Date of Award

Spring 5-2021

Degree Type

Masters Thesis

Degree Name

Master of Science (MS)


Ocean Science and Engineering

Committee Chair

Dr. M. Zachary Darnell

Committee Chair School

Ocean Science and Engineering

Committee Member 2

Dr. Patrick D. Biber

Committee Member 2 School

Ocean Science and Engineering

Committee Member 3

Dr. Kevin Dillon

Committee Member 3 School

Ocean Science and Engineering


Coastal marshes in the northern Gulf of Mexico provide essential habitat for various consumer species, however, land loss has severely degraded marsh habitat in this region. Few studies have examined restored black needlerush (Juncus roemerianus) marshes, such as those found in Mississippi (MS), and how they affect faunal inhabitants.

Restoration of Juncus-dominated marshes on Deer Island, MS sought to reestablish ecological functions with the intention of supporting natural consumer assemblages. To test this, quadrat and minnow trap sampling were used to compare invertebrate and nekton abundance, species richness, and diversity of two restored marshes (5+ yrs and 15+ yrs) with a natural reference marsh (100+ yrs old). Stable isotope analysis was also used to compare basal carbon sources and trophic support between sites. Quadrat sampling showed invertebrate abundance did not reach natural levels in either restored site, but minnow trap sampling showed abundance and species richness at the younger 5+ yr site surpassed that of the natural marsh. A comparison of community assemblage and stable isotope analysis showed similarity between the 5+ yr restored site and the natural site. The 5+ yr site better resembled a natural marsh than the 15+ yr site in many ways, suggesting that certain ecological processes are recovering faster in the younger site.
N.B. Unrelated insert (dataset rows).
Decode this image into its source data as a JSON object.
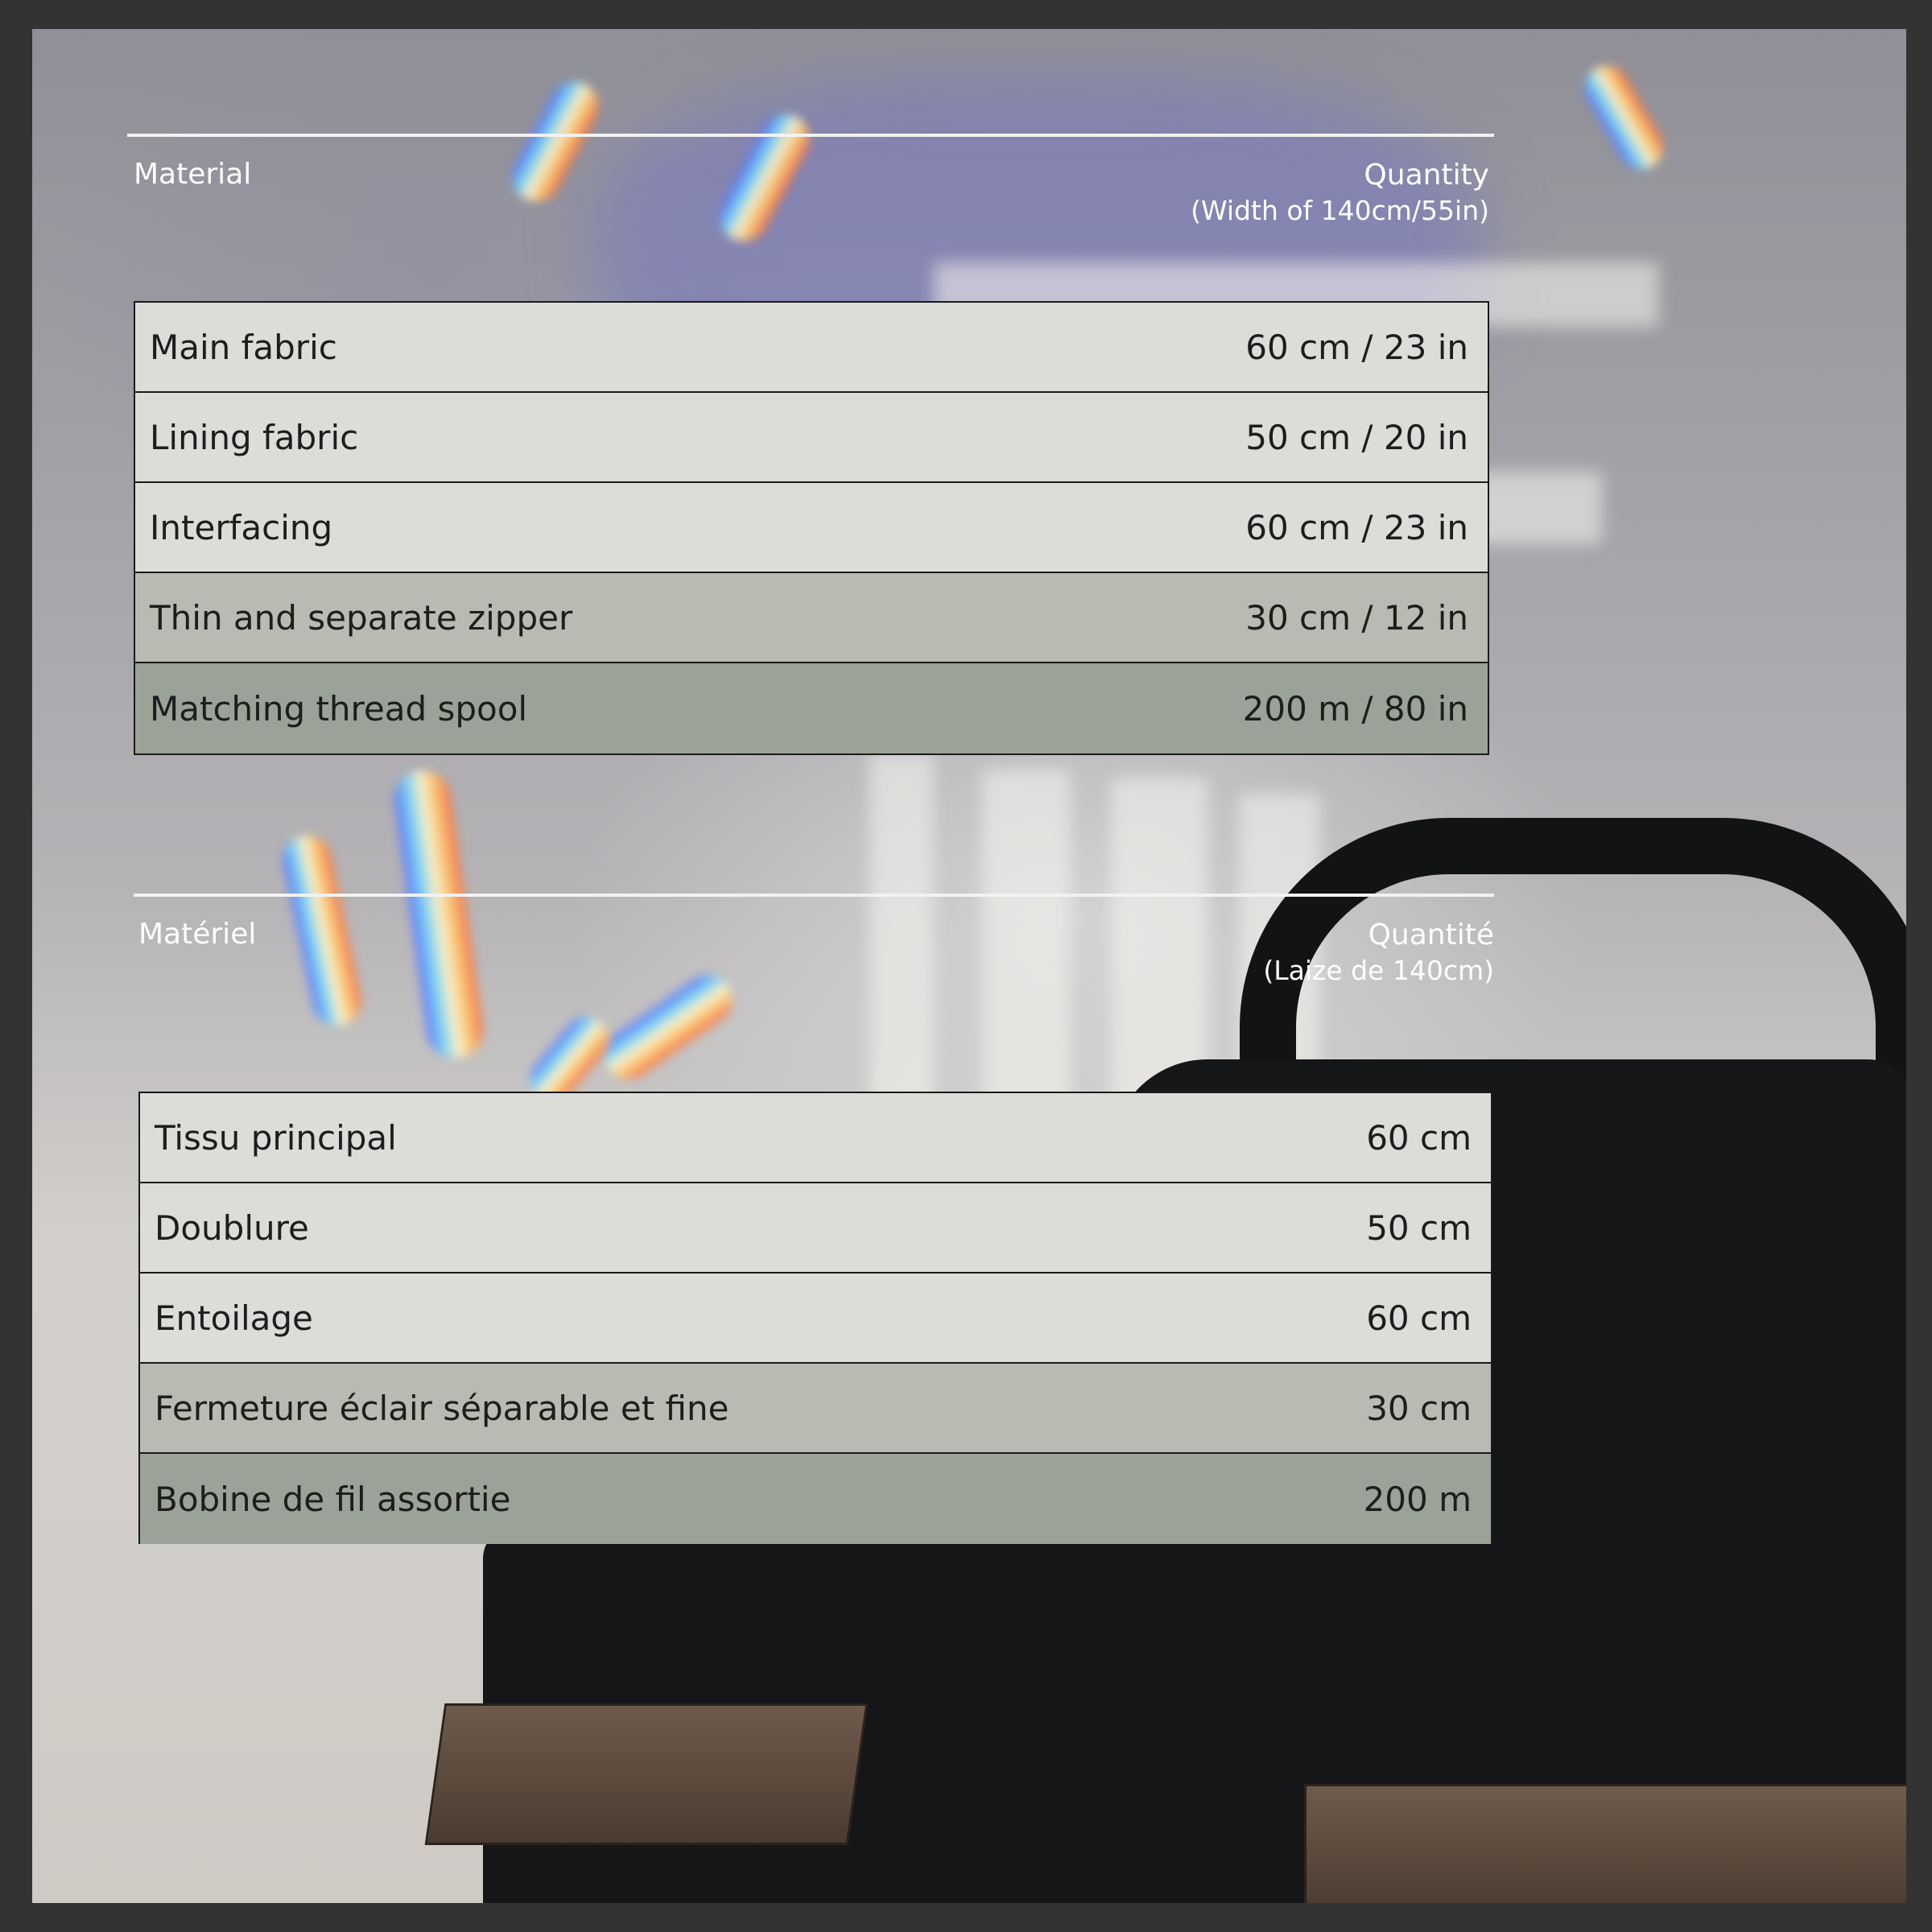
{
  "english": {
    "material_label": "Material",
    "quantity_label": "Quantity",
    "quantity_sub": "(Width of 140cm/55in)",
    "rows": [
      {
        "name": "Main fabric",
        "qty": "60 cm / 23 in"
      },
      {
        "name": "Lining fabric",
        "qty": "50 cm / 20 in"
      },
      {
        "name": "Interfacing",
        "qty": "60 cm / 23 in"
      },
      {
        "name": "Thin and separate zipper",
        "qty": "30 cm / 12 in"
      },
      {
        "name": "Matching thread spool",
        "qty": "200 m / 80 in"
      }
    ]
  },
  "french": {
    "material_label": "Matériel",
    "quantity_label": "Quantité",
    "quantity_sub": "(Laize de 140cm)",
    "rows": [
      {
        "name": "Tissu principal",
        "qty": "60 cm"
      },
      {
        "name": "Doublure",
        "qty": "50 cm"
      },
      {
        "name": "Entoilage",
        "qty": "60 cm"
      },
      {
        "name": "Fermeture éclair séparable et fine",
        "qty": "30 cm"
      },
      {
        "name": "Bobine de fil assortie",
        "qty": "200 m"
      }
    ]
  },
  "colors": {
    "frame": "#333333",
    "row_light": "#dcdcd9",
    "row_mid": "#b7bbb2",
    "row_dark": "#9ba298"
  }
}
Our assessment of consumer community structure, combined with previous studies evaluating environmental and vegetative characteristics provide a thorough assessment of restoration efforts on Deer Island, MS. It also gives insight into future Beneficial Use restoration projects on Juncus-dominated marshes in this area.